Within 150 feet of Split Rock, seven more septic tanks could be built on these newly-developable lots, Ruga says.

“Putting more human waste in Newark and Jersey City’s water supply, which really is what this rule proposal is about,” Ruga said.

“And I think it’s a slippery slope, where this stuff starts and where it ends. Once you open the opportunity for development there, it’s only going to escalate over the next couple of years,” said Jersey City Mayor Steve Fulop. “There’s no urgency to change it and the hope is that they take a different approach.”

It’s prime property. By restricting development to one house per 88 forested acres, critics claim the Highlands Preservation Act deprived land owners here of billions in fair market value.
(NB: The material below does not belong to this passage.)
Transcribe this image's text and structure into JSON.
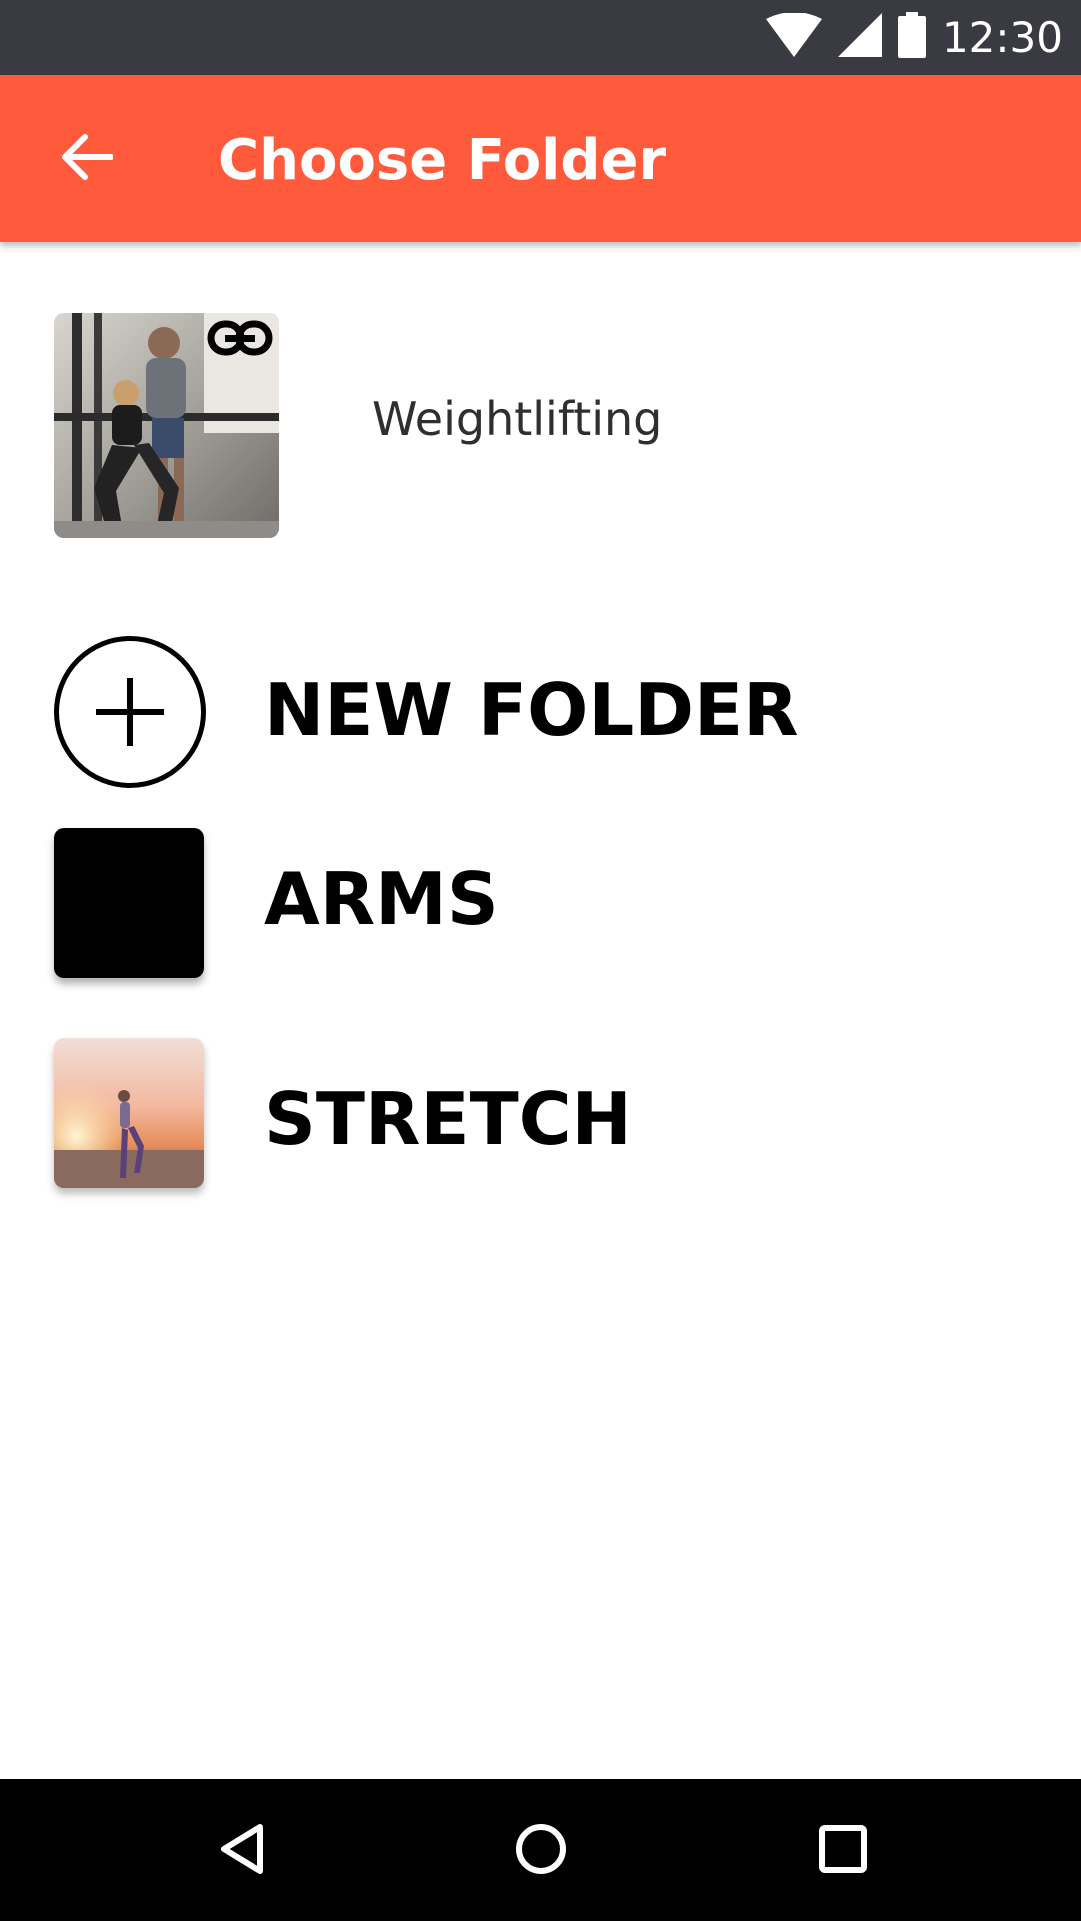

They sued more than once, but New Jersey’s Supreme Court upheld the law. New Jersey builders support the DEP’s proposed rule changes, because “…current Septic Density Standards inhibit economic growth, which in turn frustrated the ‘balance’ that the Highlands Act was to strike with environmental protection.” The DEP says new data by the U.S. Geological Survey show minimal impact on nitrate pollution levels, with the slightly greater development density.
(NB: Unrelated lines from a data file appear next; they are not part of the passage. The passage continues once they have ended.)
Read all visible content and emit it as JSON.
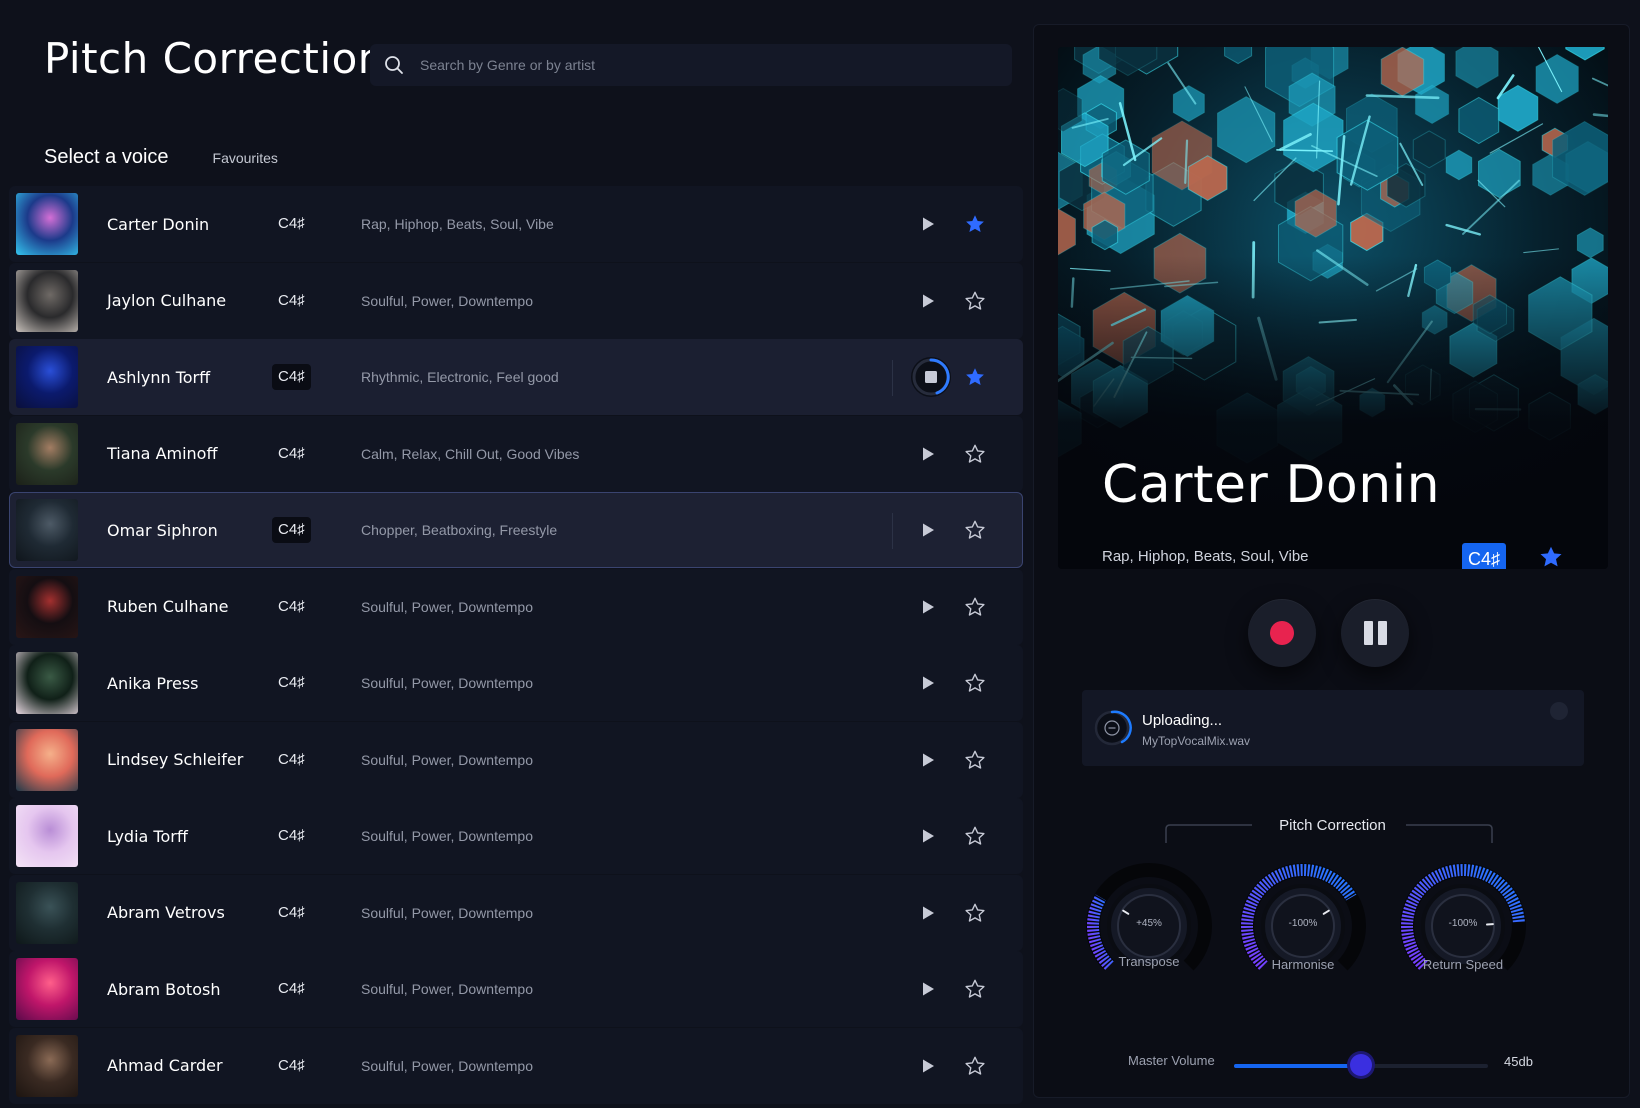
{
  "header": {
    "title": "Pitch Correction",
    "search_placeholder": "Search by Genre or by artist"
  },
  "list_header": {
    "title": "Select a voice",
    "favourites_tab": "Favourites"
  },
  "voices": [
    {
      "name": "Carter Donin",
      "key": "C4♯",
      "tags": "Rap, Hiphop, Beats, Soul, Vibe",
      "favourite": true,
      "state": "idle",
      "thumb": [
        "#1c3a8a",
        "#d46fd6",
        "#34c6ef"
      ]
    },
    {
      "name": "Jaylon Culhane",
      "key": "C4♯",
      "tags": "Soulful, Power, Downtempo",
      "favourite": false,
      "state": "idle",
      "thumb": [
        "#2a2a2c",
        "#6f6a66",
        "#c9c2bc"
      ]
    },
    {
      "name": "Ashlynn Torff",
      "key": "C4♯",
      "tags": "Rhythmic, Electronic, Feel good",
      "favourite": true,
      "state": "playing",
      "thumb": [
        "#0b1a6d",
        "#2a4fd8",
        "#0a0f3a"
      ]
    },
    {
      "name": "Tiana Aminoff",
      "key": "C4♯",
      "tags": "Calm, Relax, Chill Out, Good Vibes",
      "favourite": false,
      "state": "idle",
      "thumb": [
        "#2b3a2a",
        "#a37d63",
        "#1b2018"
      ]
    },
    {
      "name": "Omar Siphron",
      "key": "C4♯",
      "tags": "Chopper, Beatboxing, Freestyle",
      "favourite": false,
      "state": "selected",
      "thumb": [
        "#1f2a34",
        "#4d5a66",
        "#0f151b"
      ]
    },
    {
      "name": "Ruben Culhane",
      "key": "C4♯",
      "tags": "Soulful, Power, Downtempo",
      "favourite": false,
      "state": "idle",
      "thumb": [
        "#140e12",
        "#a3302f",
        "#2a1616"
      ]
    },
    {
      "name": "Anika Press",
      "key": "C4♯",
      "tags": "Soulful, Power, Downtempo",
      "favourite": false,
      "state": "idle",
      "thumb": [
        "#102018",
        "#3a5a45",
        "#e8d8e2"
      ]
    },
    {
      "name": "Lindsey Schleifer",
      "key": "C4♯",
      "tags": "Soulful, Power, Downtempo",
      "favourite": false,
      "state": "idle",
      "thumb": [
        "#e06a5a",
        "#f5b08a",
        "#1f3a4a"
      ]
    },
    {
      "name": "Lydia Torff",
      "key": "C4♯",
      "tags": "Soulful, Power, Downtempo",
      "favourite": false,
      "state": "idle",
      "thumb": [
        "#e5c6ef",
        "#b98ed6",
        "#f4e4f6"
      ]
    },
    {
      "name": "Abram Vetrovs",
      "key": "C4♯",
      "tags": "Soulful, Power, Downtempo",
      "favourite": false,
      "state": "idle",
      "thumb": [
        "#1f2f33",
        "#3a5257",
        "#0e1719"
      ]
    },
    {
      "name": "Abram Botosh",
      "key": "C4♯",
      "tags": "Soulful, Power, Downtempo",
      "favourite": false,
      "state": "idle",
      "thumb": [
        "#c0166a",
        "#ff5f8a",
        "#5a0a4a"
      ]
    },
    {
      "name": "Ahmad Carder",
      "key": "C4♯",
      "tags": "Soulful, Power, Downtempo",
      "favourite": false,
      "state": "idle",
      "thumb": [
        "#3a2a22",
        "#8a6a55",
        "#1c1410"
      ]
    }
  ],
  "now_playing": {
    "name": "Carter Donin",
    "tags": "Rap, Hiphop, Beats, Soul, Vibe",
    "key": "C4♯",
    "favourite": true
  },
  "transport": {
    "record_icon": "record-icon",
    "pause_icon": "pause-icon"
  },
  "upload": {
    "title": "Uploading...",
    "file": "MyTopVocalMix.wav"
  },
  "pitch_correction": {
    "title": "Pitch Correction",
    "knobs": [
      {
        "label": "Transpose",
        "value_text": "+45%",
        "value": 0.28
      },
      {
        "label": "Harmonise",
        "value_text": "-100%",
        "value": 0.72
      },
      {
        "label": "Return Speed",
        "value_text": "-100%",
        "value": 0.82
      }
    ]
  },
  "master_volume": {
    "label": "Master Volume",
    "value_text": "45db",
    "level": 0.5
  },
  "colors": {
    "accent": "#1565f0",
    "star_active": "#2f6bff",
    "record": "#e8234f",
    "background": "#0e111b"
  }
}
“That is essentially about one unit per 362 acres in the Preservation Area. The level of protection is not changing, based on this proposed rule. We do estimate that there will be a small amount of additional development potential, based on the changed standard. But that standard again is based on new information, new ground water result we have in that area,” Witherell said.

“New septic tanks would not be allowed to degrade groundwater quality beyond the current average background in the Highlands,” said New Jersey State Geologist Jeffrey Hoffman.

The DEP believes these rules restore some fairness to the equation and discounts predictions of more human waste flowing downstream to city water supplies. Newark officials are convinced it’s just a matter of time.

“It definitely will be tainted. We’ll definitely probably have to increase treatment. We definitely probably incur additional costs. And why take that risk?” said Andrea Hall Adebowale, director of Newark Department of Water and Sewer Utilities.

The deadline for public comment on this issue is tomorrow. The DEP’s expected to adopt these new regulations. The Legislature’s considering a measure to block them. But ultimately, this could end up in court.